[About this exercise] Every line below that holds "icon" must be copied.

[Data for this exercise]

════

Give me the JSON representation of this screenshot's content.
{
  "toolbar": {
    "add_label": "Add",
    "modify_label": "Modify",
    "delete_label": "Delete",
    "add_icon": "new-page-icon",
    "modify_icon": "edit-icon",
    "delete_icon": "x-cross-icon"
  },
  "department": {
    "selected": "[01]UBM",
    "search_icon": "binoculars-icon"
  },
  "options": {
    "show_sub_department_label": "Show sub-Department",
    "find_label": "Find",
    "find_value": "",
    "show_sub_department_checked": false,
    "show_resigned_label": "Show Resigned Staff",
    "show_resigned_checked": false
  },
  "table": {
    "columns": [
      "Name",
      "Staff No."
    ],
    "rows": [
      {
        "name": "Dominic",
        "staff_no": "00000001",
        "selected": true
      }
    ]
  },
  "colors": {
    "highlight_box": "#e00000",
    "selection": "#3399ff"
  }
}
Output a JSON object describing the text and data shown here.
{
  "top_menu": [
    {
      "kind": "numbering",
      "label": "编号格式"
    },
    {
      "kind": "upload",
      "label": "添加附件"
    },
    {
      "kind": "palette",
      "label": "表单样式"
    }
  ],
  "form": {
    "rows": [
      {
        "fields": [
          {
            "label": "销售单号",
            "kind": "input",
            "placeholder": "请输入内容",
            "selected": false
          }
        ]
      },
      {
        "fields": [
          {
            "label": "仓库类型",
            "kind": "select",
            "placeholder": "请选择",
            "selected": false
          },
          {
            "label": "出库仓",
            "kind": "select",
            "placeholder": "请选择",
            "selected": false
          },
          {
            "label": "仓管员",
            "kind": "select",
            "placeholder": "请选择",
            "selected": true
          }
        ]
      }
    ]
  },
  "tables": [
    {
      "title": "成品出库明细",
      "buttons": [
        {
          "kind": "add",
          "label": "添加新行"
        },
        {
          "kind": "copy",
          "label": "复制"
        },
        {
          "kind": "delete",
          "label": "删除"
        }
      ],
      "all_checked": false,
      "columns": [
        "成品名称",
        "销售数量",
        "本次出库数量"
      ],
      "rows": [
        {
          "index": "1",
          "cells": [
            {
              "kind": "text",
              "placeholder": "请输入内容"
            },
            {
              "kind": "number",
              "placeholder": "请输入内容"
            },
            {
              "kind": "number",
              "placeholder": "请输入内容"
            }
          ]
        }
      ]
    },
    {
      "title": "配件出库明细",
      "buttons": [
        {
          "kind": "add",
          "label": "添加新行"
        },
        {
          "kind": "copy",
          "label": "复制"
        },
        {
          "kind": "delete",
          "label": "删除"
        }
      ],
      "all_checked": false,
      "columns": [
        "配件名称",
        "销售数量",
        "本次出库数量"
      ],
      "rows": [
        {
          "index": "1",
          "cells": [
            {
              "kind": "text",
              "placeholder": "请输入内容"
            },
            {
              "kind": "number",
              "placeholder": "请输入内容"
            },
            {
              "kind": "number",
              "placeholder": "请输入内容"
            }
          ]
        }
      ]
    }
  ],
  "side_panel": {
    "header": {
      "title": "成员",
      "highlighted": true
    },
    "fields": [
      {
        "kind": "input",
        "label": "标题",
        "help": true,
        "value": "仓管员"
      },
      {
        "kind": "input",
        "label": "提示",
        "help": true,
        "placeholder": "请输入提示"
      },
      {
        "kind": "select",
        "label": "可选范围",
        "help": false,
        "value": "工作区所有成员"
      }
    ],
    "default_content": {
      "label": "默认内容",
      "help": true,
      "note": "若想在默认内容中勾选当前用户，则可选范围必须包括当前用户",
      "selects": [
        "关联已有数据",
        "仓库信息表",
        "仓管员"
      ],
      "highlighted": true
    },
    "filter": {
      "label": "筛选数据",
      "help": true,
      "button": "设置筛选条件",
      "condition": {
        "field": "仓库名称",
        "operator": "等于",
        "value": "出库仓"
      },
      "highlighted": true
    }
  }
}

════

[Response to the exercise]
    "add_icon": "new-page-icon",
    "modify_icon": "edit-icon",
    "delete_icon": "x-cross-icon"
    "search_icon": "binoculars-icon"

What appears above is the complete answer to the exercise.